As work begins on FY2022 Appropriations, Appropriations Committee Chair Rosa DeLauro (D-Conn.) has publicly indicated on numerous occasions that the FY2022 bill will not contain the Hyde Amendment.
The Hyde Amendment is attached annually to the appropriations bill that includes funding for the Department of Health and Human Services, and it applies only to the funds contained in that bill, including Medicaid. Like the annual appropriations bill itself, the Hyde Amendment expires every September 30th, the end of the federal fiscal year.

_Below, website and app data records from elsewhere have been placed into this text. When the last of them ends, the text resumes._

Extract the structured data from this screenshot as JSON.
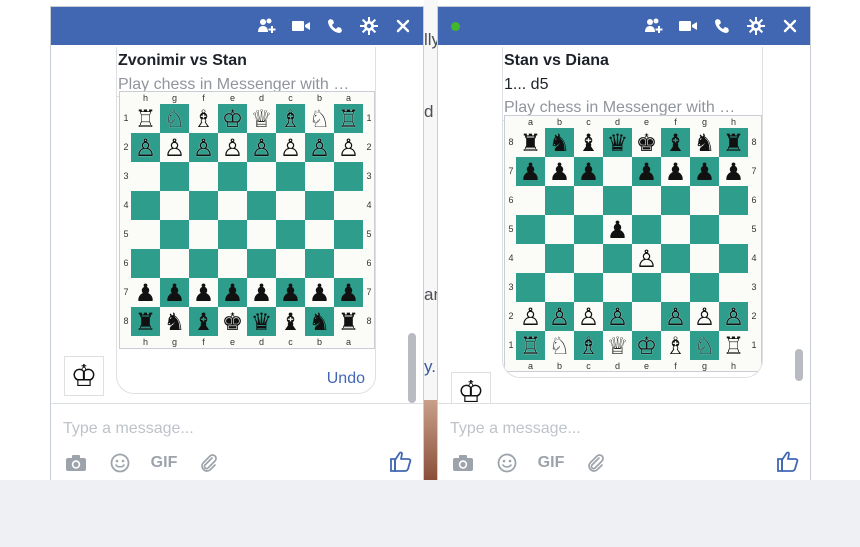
{
  "colors": {
    "header": "#4267b2",
    "dark_square": "#2f9d8c",
    "light_square": "#fbfbf7",
    "link": "#4267b2"
  },
  "background_peek": [
    "lly",
    "d",
    "an",
    "y."
  ],
  "chats": [
    {
      "online": false,
      "header_icons": [
        "add-people-icon",
        "video-call-icon",
        "phone-icon",
        "gear-icon",
        "close-icon"
      ],
      "card": {
        "title": "Zvonimir vs Stan",
        "move": "",
        "subtitle": "Play chess in Messenger with …",
        "files": [
          "h",
          "g",
          "f",
          "e",
          "d",
          "c",
          "b",
          "a"
        ],
        "ranks": [
          "1",
          "2",
          "3",
          "4",
          "5",
          "6",
          "7",
          "8"
        ],
        "board": [
          "♖♘♗♔♕♗♘♖",
          "♙♙♙♙♙♙♙♙",
          "........",
          "........",
          "........",
          "........",
          "♟♟♟♟♟♟♟♟",
          "♜♞♝♚♛♝♞♜"
        ],
        "undo_label": "Undo"
      },
      "avatar_glyph": "♔",
      "composer": {
        "placeholder": "Type a message...",
        "gif_label": "GIF"
      }
    },
    {
      "online": true,
      "header_icons": [
        "add-people-icon",
        "video-call-icon",
        "phone-icon",
        "gear-icon",
        "close-icon"
      ],
      "card": {
        "title": "Stan vs Diana",
        "move": "1... d5",
        "subtitle": "Play chess in Messenger with …",
        "files": [
          "a",
          "b",
          "c",
          "d",
          "e",
          "f",
          "g",
          "h"
        ],
        "ranks": [
          "8",
          "7",
          "6",
          "5",
          "4",
          "3",
          "2",
          "1"
        ],
        "board": [
          "♜♞♝♛♚♝♞♜",
          "♟♟♟.♟♟♟♟",
          "........",
          "...♟....",
          "....♙...",
          "........",
          "♙♙♙♙.♙♙♙",
          "♖♘♗♕♔♗♘♖"
        ],
        "undo_label": ""
      },
      "avatar_glyph": "♔",
      "composer": {
        "placeholder": "Type a message...",
        "gif_label": "GIF"
      }
    }
  ]
}
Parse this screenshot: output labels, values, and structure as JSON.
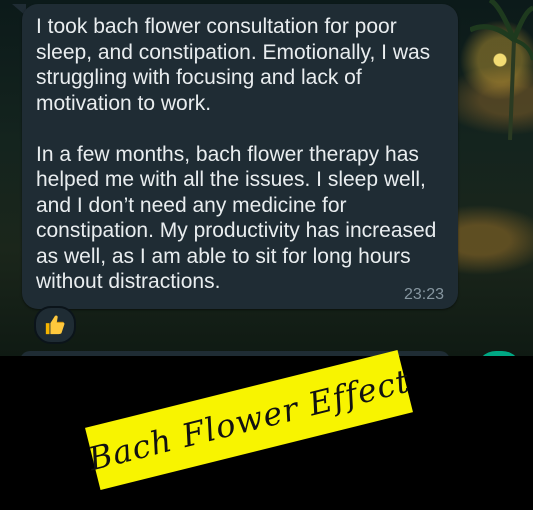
{
  "chat": {
    "message": "I took bach flower consultation for poor sleep, and constipation. Emotionally, I was struggling with focusing and lack of motivation to work.\n\nIn a few months, bach flower therapy has helped me with all the issues. I sleep well, and I don’t need any medicine for constipation. My productivity has increased as well, as I am able to sit for long hours without distractions.",
    "time": "23:23",
    "reaction": "thumbs-up-icon"
  },
  "overlay": {
    "caption": "Bach Flower Effect"
  },
  "colors": {
    "bubble": "#1f2c34",
    "text": "#e9edef",
    "timestamp": "#8696a0",
    "banner": "#f8f400",
    "accent_green": "#00a884"
  }
}
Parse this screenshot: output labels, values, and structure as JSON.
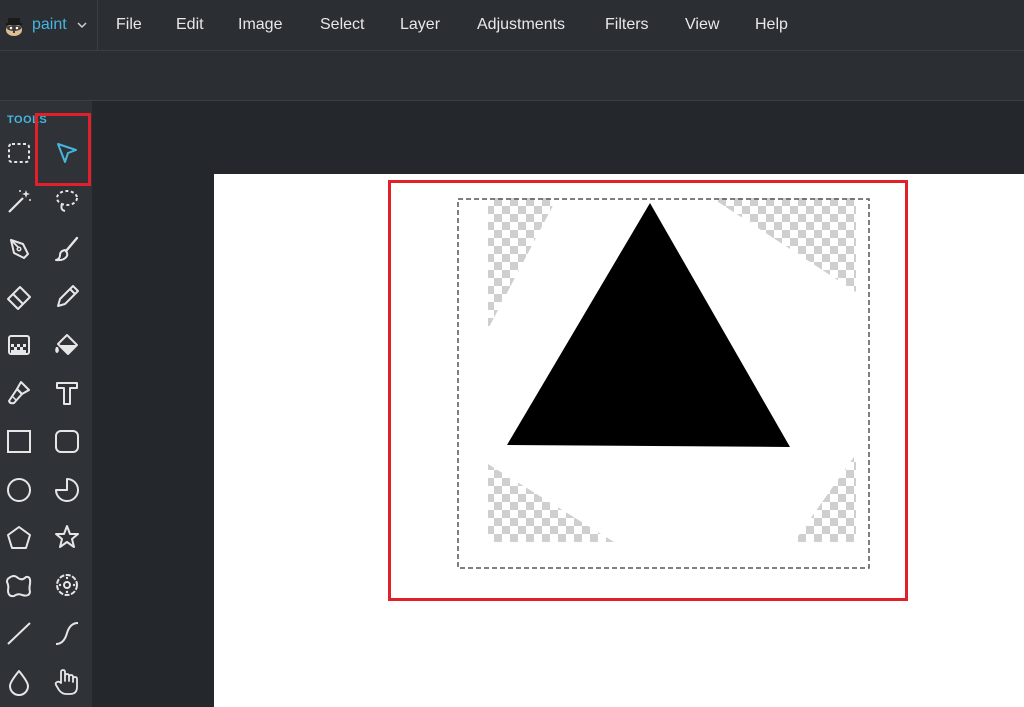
{
  "app": {
    "name": "paint",
    "logo_icon": "raccoon-logo-icon",
    "chevron_icon": "chevron-down-icon",
    "accent_color": "#45b6e0"
  },
  "menu": {
    "items": [
      "File",
      "Edit",
      "Image",
      "Select",
      "Layer",
      "Adjustments",
      "Filters",
      "View",
      "Help"
    ]
  },
  "tools": {
    "title": "TOOLS",
    "items": [
      {
        "name": "selection",
        "icon": "dashed-rect-select-icon",
        "selected": false
      },
      {
        "name": "move",
        "icon": "pointer-arrow-icon",
        "selected": true
      },
      {
        "name": "magic-wand",
        "icon": "magic-wand-icon",
        "selected": false
      },
      {
        "name": "lasso",
        "icon": "lasso-icon",
        "selected": false
      },
      {
        "name": "pen",
        "icon": "pen-nib-icon",
        "selected": false
      },
      {
        "name": "brush",
        "icon": "brush-icon",
        "selected": false
      },
      {
        "name": "eraser",
        "icon": "eraser-icon",
        "selected": false
      },
      {
        "name": "pencil",
        "icon": "pencil-icon",
        "selected": false
      },
      {
        "name": "gradient",
        "icon": "gradient-icon",
        "selected": false
      },
      {
        "name": "fill",
        "icon": "paint-bucket-icon",
        "selected": false
      },
      {
        "name": "clone",
        "icon": "stamp-icon",
        "selected": false
      },
      {
        "name": "text",
        "icon": "text-icon",
        "selected": false
      },
      {
        "name": "rectangle",
        "icon": "rectangle-icon",
        "selected": false
      },
      {
        "name": "rounded-rectangle",
        "icon": "rounded-rectangle-icon",
        "selected": false
      },
      {
        "name": "ellipse",
        "icon": "circle-icon",
        "selected": false
      },
      {
        "name": "pie",
        "icon": "pie-icon",
        "selected": false
      },
      {
        "name": "polygon",
        "icon": "pentagon-icon",
        "selected": false
      },
      {
        "name": "star",
        "icon": "star-icon",
        "selected": false
      },
      {
        "name": "blob",
        "icon": "blob-icon",
        "selected": false
      },
      {
        "name": "flower",
        "icon": "flower-icon",
        "selected": false
      },
      {
        "name": "line",
        "icon": "line-icon",
        "selected": false
      },
      {
        "name": "curve",
        "icon": "curve-icon",
        "selected": false
      },
      {
        "name": "blur",
        "icon": "droplet-icon",
        "selected": false
      },
      {
        "name": "hand",
        "icon": "hand-icon",
        "selected": false
      }
    ]
  },
  "canvas": {
    "background_color": "#ffffff",
    "shape_color": "#000000",
    "highlight_color": "#e0202a"
  }
}
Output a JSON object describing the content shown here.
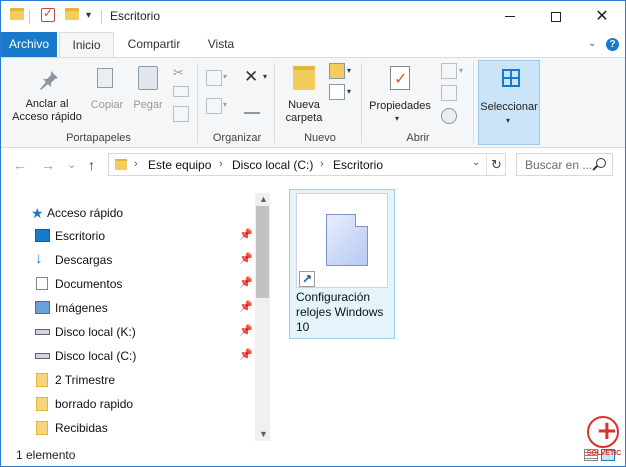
{
  "window": {
    "title": "Escritorio",
    "controls": {
      "minimize": "minimize",
      "maximize": "maximize",
      "close": "✕"
    }
  },
  "quick_access": {
    "dropdown": "▾"
  },
  "tabs": [
    {
      "label": "Archivo",
      "active": false
    },
    {
      "label": "Inicio",
      "active": true
    },
    {
      "label": "Compartir",
      "active": false
    },
    {
      "label": "Vista",
      "active": false
    }
  ],
  "ribbon_extra": {
    "expand": "⌄",
    "help": "?"
  },
  "ribbon": {
    "portapapeles": {
      "label": "Portapapeles",
      "anclar": "Anclar al\nAcceso rápido",
      "copiar": "Copiar",
      "pegar": "Pegar"
    },
    "organizar": {
      "label": "Organizar"
    },
    "nuevo": {
      "label": "Nuevo",
      "nueva_carpeta": "Nueva\ncarpeta"
    },
    "abrir": {
      "label": "Abrir",
      "propiedades": "Propiedades"
    },
    "seleccionar": {
      "label": "Seleccionar"
    }
  },
  "navigation": {
    "back": "←",
    "forward": "→",
    "recent": "⌄",
    "up": "↑",
    "breadcrumb": [
      "Este equipo",
      "Disco local (C:)",
      "Escritorio"
    ],
    "separator": "›",
    "search_placeholder": "Buscar en ..."
  },
  "nav_pane": {
    "items": [
      {
        "label": "Acceso rápido",
        "icon": "star-icon",
        "pinned": false
      },
      {
        "label": "Escritorio",
        "icon": "desktop-icon",
        "pinned": true
      },
      {
        "label": "Descargas",
        "icon": "download-icon",
        "pinned": true
      },
      {
        "label": "Documentos",
        "icon": "documents-icon",
        "pinned": true
      },
      {
        "label": "Imágenes",
        "icon": "pictures-icon",
        "pinned": true
      },
      {
        "label": "Disco local (K:)",
        "icon": "drive-icon",
        "pinned": true
      },
      {
        "label": "Disco local (C:)",
        "icon": "drive-icon",
        "pinned": true
      },
      {
        "label": "2 Trimestre",
        "icon": "folder-icon",
        "pinned": false
      },
      {
        "label": "borrado rapido",
        "icon": "folder-icon",
        "pinned": false
      },
      {
        "label": "Recibidas",
        "icon": "folder-icon",
        "pinned": false
      }
    ]
  },
  "files": [
    {
      "name": "Configuración relojes Windows 10",
      "type": "shortcut",
      "selected": true
    }
  ],
  "status": {
    "count": "1 elemento"
  },
  "logo": {
    "text": "SOLVETIC"
  }
}
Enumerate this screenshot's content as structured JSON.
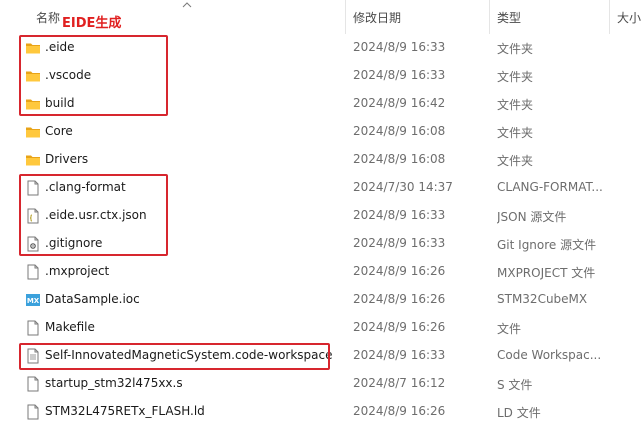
{
  "header": {
    "name_label": "名称",
    "date_label": "修改日期",
    "type_label": "类型",
    "size_label": "大小"
  },
  "annotation": {
    "label": "EIDE生成",
    "color": "#e02020"
  },
  "files": [
    {
      "name": ".eide",
      "date": "2024/8/9 16:33",
      "type": "文件夹",
      "icon": "folder-icon"
    },
    {
      "name": ".vscode",
      "date": "2024/8/9 16:33",
      "type": "文件夹",
      "icon": "folder-icon"
    },
    {
      "name": "build",
      "date": "2024/8/9 16:42",
      "type": "文件夹",
      "icon": "folder-icon"
    },
    {
      "name": "Core",
      "date": "2024/8/9 16:08",
      "type": "文件夹",
      "icon": "folder-icon"
    },
    {
      "name": "Drivers",
      "date": "2024/8/9 16:08",
      "type": "文件夹",
      "icon": "folder-icon"
    },
    {
      "name": ".clang-format",
      "date": "2024/7/30 14:37",
      "type": "CLANG-FORMAT...",
      "icon": "file-icon"
    },
    {
      "name": ".eide.usr.ctx.json",
      "date": "2024/8/9 16:33",
      "type": "JSON 源文件",
      "icon": "json-file-icon"
    },
    {
      "name": ".gitignore",
      "date": "2024/8/9 16:33",
      "type": "Git Ignore 源文件",
      "icon": "gear-file-icon"
    },
    {
      "name": ".mxproject",
      "date": "2024/8/9 16:26",
      "type": "MXPROJECT 文件",
      "icon": "file-icon"
    },
    {
      "name": "DataSample.ioc",
      "date": "2024/8/9 16:26",
      "type": "STM32CubeMX",
      "icon": "mx-icon"
    },
    {
      "name": "Makefile",
      "date": "2024/8/9 16:26",
      "type": "文件",
      "icon": "file-icon"
    },
    {
      "name": "Self-InnovatedMagneticSystem.code-workspace",
      "date": "2024/8/9 16:33",
      "type": "Code Workspac...",
      "icon": "text-file-icon"
    },
    {
      "name": "startup_stm32l475xx.s",
      "date": "2024/8/7 16:12",
      "type": "S 文件",
      "icon": "file-icon"
    },
    {
      "name": "STM32L475RETx_FLASH.ld",
      "date": "2024/8/9 16:26",
      "type": "LD 文件",
      "icon": "file-icon"
    }
  ]
}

Funding bans, similar to Hyde, have been attached to programs funded through other funding streams [e.g., international aid (Helms Amendment), the federal employee health benefits program (Smith Amendment), the District of Columbia abortion funds (Dornan Amendment), Federal prisons, Peace Corps, etc.]. Together these various funding bans form a patchwork of policies that cover most federal programs and the District of Columbia, but many of these funding bans must be re-approved every year.
It was estimated that before the Hyde Amendment took effect, the Medicaid program was paying for about 300,000 elective abortions annually, and the number was escalating rapidly.
The Hyde Amendment is estimated to have saved over 2.4 million lives.
National Right to Life believes that the Hyde Amendment has proven itself to be the greatest domestic abortion-reduction measure ever enacted by Congress.
There is abundant empirical evidence that where government funding for abortion is not available under Medicaid or the state's equivalent program, at least one-fourth of Medicaid-eligible women carry their babies to term, who would otherwise procure federally-funded abortions. Some pro-abortion advocacy groups have claimed that the abortion-reduction effect is substantially greater (one-in-three, or even 50 percent).
See more here: http://www.nrlc.org/hyde